## Task to complete
Write all entries out exactly, images excluded.

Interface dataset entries
************

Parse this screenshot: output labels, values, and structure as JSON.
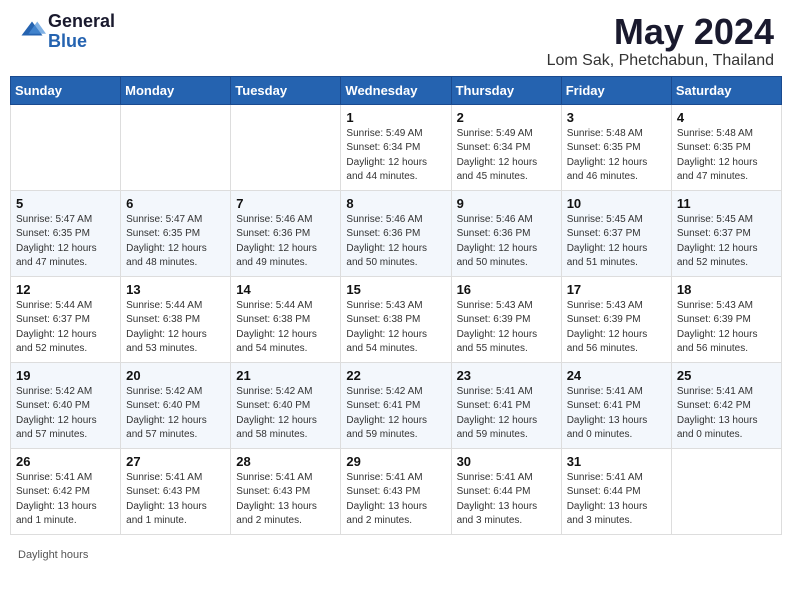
{
  "header": {
    "logo_general": "General",
    "logo_blue": "Blue",
    "month_year": "May 2024",
    "location": "Lom Sak, Phetchabun, Thailand"
  },
  "footer": {
    "daylight_label": "Daylight hours"
  },
  "calendar": {
    "days_of_week": [
      "Sunday",
      "Monday",
      "Tuesday",
      "Wednesday",
      "Thursday",
      "Friday",
      "Saturday"
    ],
    "weeks": [
      [
        {
          "day": "",
          "info": ""
        },
        {
          "day": "",
          "info": ""
        },
        {
          "day": "",
          "info": ""
        },
        {
          "day": "1",
          "info": "Sunrise: 5:49 AM\nSunset: 6:34 PM\nDaylight: 12 hours\nand 44 minutes."
        },
        {
          "day": "2",
          "info": "Sunrise: 5:49 AM\nSunset: 6:34 PM\nDaylight: 12 hours\nand 45 minutes."
        },
        {
          "day": "3",
          "info": "Sunrise: 5:48 AM\nSunset: 6:35 PM\nDaylight: 12 hours\nand 46 minutes."
        },
        {
          "day": "4",
          "info": "Sunrise: 5:48 AM\nSunset: 6:35 PM\nDaylight: 12 hours\nand 47 minutes."
        }
      ],
      [
        {
          "day": "5",
          "info": "Sunrise: 5:47 AM\nSunset: 6:35 PM\nDaylight: 12 hours\nand 47 minutes."
        },
        {
          "day": "6",
          "info": "Sunrise: 5:47 AM\nSunset: 6:35 PM\nDaylight: 12 hours\nand 48 minutes."
        },
        {
          "day": "7",
          "info": "Sunrise: 5:46 AM\nSunset: 6:36 PM\nDaylight: 12 hours\nand 49 minutes."
        },
        {
          "day": "8",
          "info": "Sunrise: 5:46 AM\nSunset: 6:36 PM\nDaylight: 12 hours\nand 50 minutes."
        },
        {
          "day": "9",
          "info": "Sunrise: 5:46 AM\nSunset: 6:36 PM\nDaylight: 12 hours\nand 50 minutes."
        },
        {
          "day": "10",
          "info": "Sunrise: 5:45 AM\nSunset: 6:37 PM\nDaylight: 12 hours\nand 51 minutes."
        },
        {
          "day": "11",
          "info": "Sunrise: 5:45 AM\nSunset: 6:37 PM\nDaylight: 12 hours\nand 52 minutes."
        }
      ],
      [
        {
          "day": "12",
          "info": "Sunrise: 5:44 AM\nSunset: 6:37 PM\nDaylight: 12 hours\nand 52 minutes."
        },
        {
          "day": "13",
          "info": "Sunrise: 5:44 AM\nSunset: 6:38 PM\nDaylight: 12 hours\nand 53 minutes."
        },
        {
          "day": "14",
          "info": "Sunrise: 5:44 AM\nSunset: 6:38 PM\nDaylight: 12 hours\nand 54 minutes."
        },
        {
          "day": "15",
          "info": "Sunrise: 5:43 AM\nSunset: 6:38 PM\nDaylight: 12 hours\nand 54 minutes."
        },
        {
          "day": "16",
          "info": "Sunrise: 5:43 AM\nSunset: 6:39 PM\nDaylight: 12 hours\nand 55 minutes."
        },
        {
          "day": "17",
          "info": "Sunrise: 5:43 AM\nSunset: 6:39 PM\nDaylight: 12 hours\nand 56 minutes."
        },
        {
          "day": "18",
          "info": "Sunrise: 5:43 AM\nSunset: 6:39 PM\nDaylight: 12 hours\nand 56 minutes."
        }
      ],
      [
        {
          "day": "19",
          "info": "Sunrise: 5:42 AM\nSunset: 6:40 PM\nDaylight: 12 hours\nand 57 minutes."
        },
        {
          "day": "20",
          "info": "Sunrise: 5:42 AM\nSunset: 6:40 PM\nDaylight: 12 hours\nand 57 minutes."
        },
        {
          "day": "21",
          "info": "Sunrise: 5:42 AM\nSunset: 6:40 PM\nDaylight: 12 hours\nand 58 minutes."
        },
        {
          "day": "22",
          "info": "Sunrise: 5:42 AM\nSunset: 6:41 PM\nDaylight: 12 hours\nand 59 minutes."
        },
        {
          "day": "23",
          "info": "Sunrise: 5:41 AM\nSunset: 6:41 PM\nDaylight: 12 hours\nand 59 minutes."
        },
        {
          "day": "24",
          "info": "Sunrise: 5:41 AM\nSunset: 6:41 PM\nDaylight: 13 hours\nand 0 minutes."
        },
        {
          "day": "25",
          "info": "Sunrise: 5:41 AM\nSunset: 6:42 PM\nDaylight: 13 hours\nand 0 minutes."
        }
      ],
      [
        {
          "day": "26",
          "info": "Sunrise: 5:41 AM\nSunset: 6:42 PM\nDaylight: 13 hours\nand 1 minute."
        },
        {
          "day": "27",
          "info": "Sunrise: 5:41 AM\nSunset: 6:43 PM\nDaylight: 13 hours\nand 1 minute."
        },
        {
          "day": "28",
          "info": "Sunrise: 5:41 AM\nSunset: 6:43 PM\nDaylight: 13 hours\nand 2 minutes."
        },
        {
          "day": "29",
          "info": "Sunrise: 5:41 AM\nSunset: 6:43 PM\nDaylight: 13 hours\nand 2 minutes."
        },
        {
          "day": "30",
          "info": "Sunrise: 5:41 AM\nSunset: 6:44 PM\nDaylight: 13 hours\nand 3 minutes."
        },
        {
          "day": "31",
          "info": "Sunrise: 5:41 AM\nSunset: 6:44 PM\nDaylight: 13 hours\nand 3 minutes."
        },
        {
          "day": "",
          "info": ""
        }
      ]
    ]
  }
}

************

## Task response
Parse this screenshot: output labels, values, and structure as JSON.
{
  "header": {
    "logo_general": "General",
    "logo_blue": "Blue",
    "month_year": "May 2024",
    "location": "Lom Sak, Phetchabun, Thailand"
  },
  "footer": {
    "daylight_label": "Daylight hours"
  },
  "calendar": {
    "days_of_week": [
      "Sunday",
      "Monday",
      "Tuesday",
      "Wednesday",
      "Thursday",
      "Friday",
      "Saturday"
    ],
    "weeks": [
      [
        {
          "day": "",
          "info": ""
        },
        {
          "day": "",
          "info": ""
        },
        {
          "day": "",
          "info": ""
        },
        {
          "day": "1",
          "info": "Sunrise: 5:49 AM\nSunset: 6:34 PM\nDaylight: 12 hours\nand 44 minutes."
        },
        {
          "day": "2",
          "info": "Sunrise: 5:49 AM\nSunset: 6:34 PM\nDaylight: 12 hours\nand 45 minutes."
        },
        {
          "day": "3",
          "info": "Sunrise: 5:48 AM\nSunset: 6:35 PM\nDaylight: 12 hours\nand 46 minutes."
        },
        {
          "day": "4",
          "info": "Sunrise: 5:48 AM\nSunset: 6:35 PM\nDaylight: 12 hours\nand 47 minutes."
        }
      ],
      [
        {
          "day": "5",
          "info": "Sunrise: 5:47 AM\nSunset: 6:35 PM\nDaylight: 12 hours\nand 47 minutes."
        },
        {
          "day": "6",
          "info": "Sunrise: 5:47 AM\nSunset: 6:35 PM\nDaylight: 12 hours\nand 48 minutes."
        },
        {
          "day": "7",
          "info": "Sunrise: 5:46 AM\nSunset: 6:36 PM\nDaylight: 12 hours\nand 49 minutes."
        },
        {
          "day": "8",
          "info": "Sunrise: 5:46 AM\nSunset: 6:36 PM\nDaylight: 12 hours\nand 50 minutes."
        },
        {
          "day": "9",
          "info": "Sunrise: 5:46 AM\nSunset: 6:36 PM\nDaylight: 12 hours\nand 50 minutes."
        },
        {
          "day": "10",
          "info": "Sunrise: 5:45 AM\nSunset: 6:37 PM\nDaylight: 12 hours\nand 51 minutes."
        },
        {
          "day": "11",
          "info": "Sunrise: 5:45 AM\nSunset: 6:37 PM\nDaylight: 12 hours\nand 52 minutes."
        }
      ],
      [
        {
          "day": "12",
          "info": "Sunrise: 5:44 AM\nSunset: 6:37 PM\nDaylight: 12 hours\nand 52 minutes."
        },
        {
          "day": "13",
          "info": "Sunrise: 5:44 AM\nSunset: 6:38 PM\nDaylight: 12 hours\nand 53 minutes."
        },
        {
          "day": "14",
          "info": "Sunrise: 5:44 AM\nSunset: 6:38 PM\nDaylight: 12 hours\nand 54 minutes."
        },
        {
          "day": "15",
          "info": "Sunrise: 5:43 AM\nSunset: 6:38 PM\nDaylight: 12 hours\nand 54 minutes."
        },
        {
          "day": "16",
          "info": "Sunrise: 5:43 AM\nSunset: 6:39 PM\nDaylight: 12 hours\nand 55 minutes."
        },
        {
          "day": "17",
          "info": "Sunrise: 5:43 AM\nSunset: 6:39 PM\nDaylight: 12 hours\nand 56 minutes."
        },
        {
          "day": "18",
          "info": "Sunrise: 5:43 AM\nSunset: 6:39 PM\nDaylight: 12 hours\nand 56 minutes."
        }
      ],
      [
        {
          "day": "19",
          "info": "Sunrise: 5:42 AM\nSunset: 6:40 PM\nDaylight: 12 hours\nand 57 minutes."
        },
        {
          "day": "20",
          "info": "Sunrise: 5:42 AM\nSunset: 6:40 PM\nDaylight: 12 hours\nand 57 minutes."
        },
        {
          "day": "21",
          "info": "Sunrise: 5:42 AM\nSunset: 6:40 PM\nDaylight: 12 hours\nand 58 minutes."
        },
        {
          "day": "22",
          "info": "Sunrise: 5:42 AM\nSunset: 6:41 PM\nDaylight: 12 hours\nand 59 minutes."
        },
        {
          "day": "23",
          "info": "Sunrise: 5:41 AM\nSunset: 6:41 PM\nDaylight: 12 hours\nand 59 minutes."
        },
        {
          "day": "24",
          "info": "Sunrise: 5:41 AM\nSunset: 6:41 PM\nDaylight: 13 hours\nand 0 minutes."
        },
        {
          "day": "25",
          "info": "Sunrise: 5:41 AM\nSunset: 6:42 PM\nDaylight: 13 hours\nand 0 minutes."
        }
      ],
      [
        {
          "day": "26",
          "info": "Sunrise: 5:41 AM\nSunset: 6:42 PM\nDaylight: 13 hours\nand 1 minute."
        },
        {
          "day": "27",
          "info": "Sunrise: 5:41 AM\nSunset: 6:43 PM\nDaylight: 13 hours\nand 1 minute."
        },
        {
          "day": "28",
          "info": "Sunrise: 5:41 AM\nSunset: 6:43 PM\nDaylight: 13 hours\nand 2 minutes."
        },
        {
          "day": "29",
          "info": "Sunrise: 5:41 AM\nSunset: 6:43 PM\nDaylight: 13 hours\nand 2 minutes."
        },
        {
          "day": "30",
          "info": "Sunrise: 5:41 AM\nSunset: 6:44 PM\nDaylight: 13 hours\nand 3 minutes."
        },
        {
          "day": "31",
          "info": "Sunrise: 5:41 AM\nSunset: 6:44 PM\nDaylight: 13 hours\nand 3 minutes."
        },
        {
          "day": "",
          "info": ""
        }
      ]
    ]
  }
}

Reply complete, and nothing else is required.